On Oct. 16, 2018, the U.S. Securities and Exchange Commission (SEC) released a report stating that insufficient prevention of cyberfraud may violate internal accounting control provisions of the Securities Exchange Act of 1934. This report summarizes the SEC’s investigation of nine issuers that lost millions of dollars due to cyberfraud. The report reminded companies of their control requirements and left open the potential for enforcement actions.
Wire-transfer fraud attacks have existed for decades, but incidents have increased significantly over the past few years and methods have become more sophisticated. Business email compromise and social engineering attacks fall under this umbrella, with attackers constantly developing new attack techniques to optimize their return on investment. These attacks have risen 87 percent year-over-year, and while most potential attacks are thwarted, it only takes one key individual to fall victim to an attack to result in significant financial impact.
While the SEC has not issued specific guidance on what companies should do, it would be prudent to implement a proactive framework to help prevent and detect cyberfraud. This framework includes several key facets, including:
- Monitoring email activity to identify suspicious activity
- Enabling multifactor authentication to minimize compromises
- Providing recurring security training
- Performing regular phishing tests
- Flagging all emails from outside domains as “external”
- Implementing a strong password policy
- Actively monitoring email logs

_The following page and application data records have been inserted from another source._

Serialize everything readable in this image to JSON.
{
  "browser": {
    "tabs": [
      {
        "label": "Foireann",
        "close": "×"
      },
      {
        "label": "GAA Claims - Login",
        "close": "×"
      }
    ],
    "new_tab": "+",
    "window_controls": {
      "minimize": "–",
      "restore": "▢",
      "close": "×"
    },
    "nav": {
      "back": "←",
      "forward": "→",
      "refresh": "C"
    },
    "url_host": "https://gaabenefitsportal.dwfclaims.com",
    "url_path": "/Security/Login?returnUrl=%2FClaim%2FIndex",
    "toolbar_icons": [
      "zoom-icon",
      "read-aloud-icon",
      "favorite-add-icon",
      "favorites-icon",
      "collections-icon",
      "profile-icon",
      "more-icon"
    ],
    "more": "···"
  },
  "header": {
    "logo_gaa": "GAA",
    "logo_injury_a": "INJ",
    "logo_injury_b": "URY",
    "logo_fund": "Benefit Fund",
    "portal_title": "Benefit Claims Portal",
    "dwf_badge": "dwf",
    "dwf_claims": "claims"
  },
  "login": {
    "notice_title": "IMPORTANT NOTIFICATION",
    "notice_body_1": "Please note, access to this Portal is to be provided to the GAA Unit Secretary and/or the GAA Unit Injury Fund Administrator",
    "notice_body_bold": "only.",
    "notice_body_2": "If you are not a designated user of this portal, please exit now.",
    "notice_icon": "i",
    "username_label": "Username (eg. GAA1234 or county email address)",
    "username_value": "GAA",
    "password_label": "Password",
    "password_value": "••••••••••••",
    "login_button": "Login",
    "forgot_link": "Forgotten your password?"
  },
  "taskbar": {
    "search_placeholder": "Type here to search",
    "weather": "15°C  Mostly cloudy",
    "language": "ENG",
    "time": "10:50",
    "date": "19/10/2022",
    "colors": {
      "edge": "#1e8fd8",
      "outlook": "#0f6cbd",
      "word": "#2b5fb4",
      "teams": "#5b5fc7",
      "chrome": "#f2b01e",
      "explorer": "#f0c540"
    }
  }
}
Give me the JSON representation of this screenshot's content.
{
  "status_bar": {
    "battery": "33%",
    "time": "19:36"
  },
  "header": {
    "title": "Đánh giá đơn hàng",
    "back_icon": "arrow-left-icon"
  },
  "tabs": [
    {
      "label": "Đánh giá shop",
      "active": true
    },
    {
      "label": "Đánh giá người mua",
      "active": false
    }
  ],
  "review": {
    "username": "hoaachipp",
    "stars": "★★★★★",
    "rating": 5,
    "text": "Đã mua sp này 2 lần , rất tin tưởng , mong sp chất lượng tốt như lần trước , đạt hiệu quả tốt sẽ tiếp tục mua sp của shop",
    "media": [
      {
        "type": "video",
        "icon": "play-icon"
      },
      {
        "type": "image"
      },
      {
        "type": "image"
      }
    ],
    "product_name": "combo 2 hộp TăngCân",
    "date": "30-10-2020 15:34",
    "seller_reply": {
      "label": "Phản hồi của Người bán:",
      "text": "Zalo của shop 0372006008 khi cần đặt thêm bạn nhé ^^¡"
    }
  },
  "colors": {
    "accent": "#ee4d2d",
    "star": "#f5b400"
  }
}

Staying aware of the threats to the company, from social engineering attacks and other external sources, can ultimately mitigate potential reputational harm, financial loss and enforcement actions.